We all know that Lord Shiva had three sons: Kartikeya, Ganesha and Ayyappa, but very few know that he fathered three daughters too. Their names are Ashok Sundari, Jyoti and Manasa (also called Vasuki). Although, they are not as famous as their brothers, Shiva’s three daughters are worshipped in different parts of India even today.
Many religious scriptures, stories, including the most authentic ‘Shiva Purana’ has mentioned about them. For reference, readers can look up Rudra Samhita: Section II – Sati Khanda of Shiva Purana.
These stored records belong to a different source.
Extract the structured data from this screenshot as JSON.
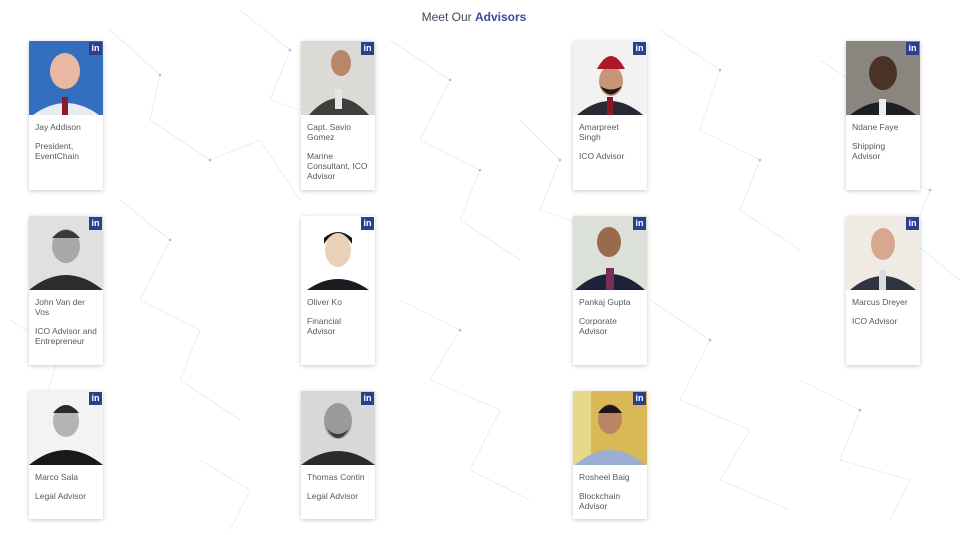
{
  "header": {
    "prefix": "Meet Our",
    "accent": "Advisors"
  },
  "colors": {
    "accent": "#3b4a9c",
    "linkedin": "#2d3e8c",
    "text": "#555a61"
  },
  "advisors": [
    {
      "name": "Jay Addison",
      "role": "President, EventChain",
      "linkedin_label": "in",
      "icon": "linkedin-icon"
    },
    {
      "name": "Capt. Savio Gomez",
      "role": "Marine Consultant, ICO Advisor",
      "linkedin_label": "in",
      "icon": "linkedin-icon"
    },
    {
      "name": "Amarpreet Singh",
      "role": "ICO Advisor",
      "linkedin_label": "in",
      "icon": "linkedin-icon"
    },
    {
      "name": "Ndane Faye",
      "role": "Shipping Advisor",
      "linkedin_label": "in",
      "icon": "linkedin-icon"
    },
    {
      "name": "John Van der Vos",
      "role": "ICO Advisor and Entrepreneur",
      "linkedin_label": "in",
      "icon": "linkedin-icon"
    },
    {
      "name": "Oliver Ko",
      "role": "Financial Advisor",
      "linkedin_label": "in",
      "icon": "linkedin-icon"
    },
    {
      "name": "Pankaj Gupta",
      "role": "Corporate Advisor",
      "linkedin_label": "in",
      "icon": "linkedin-icon"
    },
    {
      "name": "Marcus Dreyer",
      "role": "ICO Advisor",
      "linkedin_label": "in",
      "icon": "linkedin-icon"
    },
    {
      "name": "Marco Sala",
      "role": "Legal Advisor",
      "linkedin_label": "in",
      "icon": "linkedin-icon"
    },
    {
      "name": "Thomas Contin",
      "role": "Legal Advisor",
      "linkedin_label": "in",
      "icon": "linkedin-icon"
    },
    {
      "name": "Rosheel Baig",
      "role": "Blockchain Advisor",
      "linkedin_label": "in",
      "icon": "linkedin-icon"
    }
  ]
}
Her birth is recorded in detail in the religious scripture, ‘Padma Purana’. The story of Ashok Sundari comes from the ‘Vrat-Kathas’ of Gujarat and neighboring areas. Accordingly, she was created by Goddess Parvati, who wished to reduce her loneliness. She was called Ashok as she let Parvati get rid of her ‘shok’ or sorrow and Sundari because she was beautiful.
A tale goes that she hid behind a sack of salt in fear when Ganesha was beheaded by Lord Shiva. She is associated with salt, an ingredient without which life is unsavory. She is mainly worshipped in Gujarat.
Goddess Jyoti is also known as the Hindu goddess of light. She has two different stories of her birth. In the first, she emerges from Lord Shiva’s halo and is a physical manifestation of his grace. In the second, she is born from a spark from Goddess Parvati’s forehead.
She is worshipped in many temples in Tamil Nadu. In some parts of India, she is worshipped as goddess Rayaki, who is associated with the Vedic Raka. In North India, she is known as the goddess Jwalaimukhi.
In Bengali folk tales, Manasa, is sister of Vasuki, the king of snakes. She was born when Shiva’s semen touched a statue carved by Kadru, the mother of snakes. Thus, she was Shiva’s daughter, but not Parvati’s child.
Her myths emphasize her bad temper and unhappiness due to rejection by her father, husband, and step-mother, Parvati.
She is generally worshipped without an image in the form of a branch of a tree, an earthen pot or snake. The cult of Manasa is most widespread in Bengal. The goddess is widely worshipped in the rainy season, when the snakes are most active. She is believed to cure snake bites, and infectious diseases like chickenpox.